This is not the first time that tension has built between USI and students’ unions, with De Rís previously criticising USI’s response to the government budget in October 2018. At the time, he noted that he found their response was “extremely and disappointingly weak”. He felt that students had been “totally ignored” by USI. De Rís also told TCDSU Council that USI’s priorities “have been a bit amiss this year”.
The news comes as Trinity is compiling a proposal which would improve access for students who currently live in direct provision, and allow them to receive an undergraduate degree. Trinity has created a working group on the issue, who aim to have the offer available by next September, following a memorandum presented to University Council by TCDSU President, Shane De Rís, earlier this month.
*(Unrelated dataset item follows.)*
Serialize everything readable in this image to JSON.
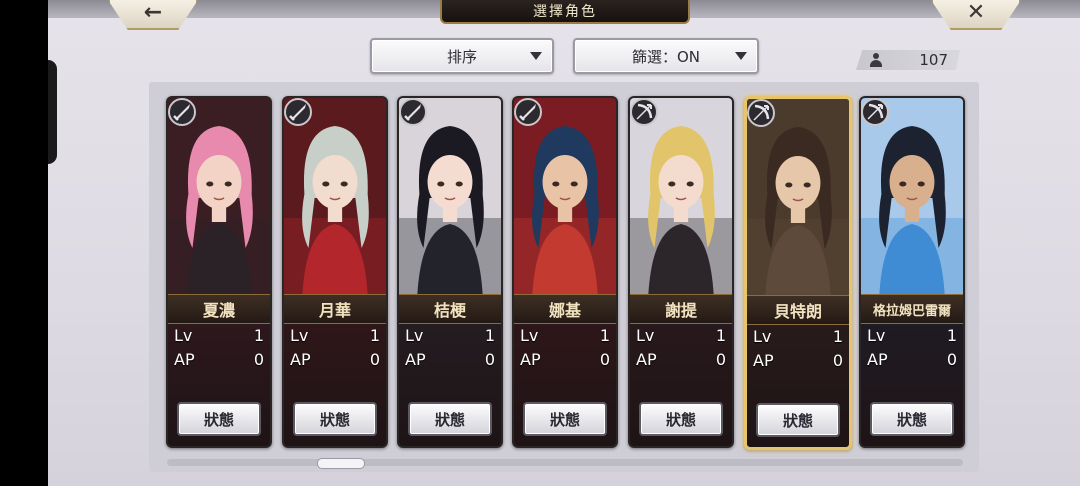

Trinity currently accepts only students who have already been granted official refugee status, or those students who are on humanitarian leave and have been here for at least three years. This means that Trinity does not hold the title of University of Sanctuary, which is given to those universities which accommodate those seeking refuge.
This comes alongside the government’s Student Pilot Support Scheme, which has helped just one student seek higher education since its creation four years ago, leading to criticism of the scheme. This programme contains various criteria, including that a student must have spent a minimum of five years attending a school within the Irish education system.
TCDSU has been mandated to campaign for University of Sanctuary status since 2014. This issue came to the forefront of Trinity student politics when a campaign to boycott Aramark, a catering company which also services direct provision centres, was widely supported by the student body last year.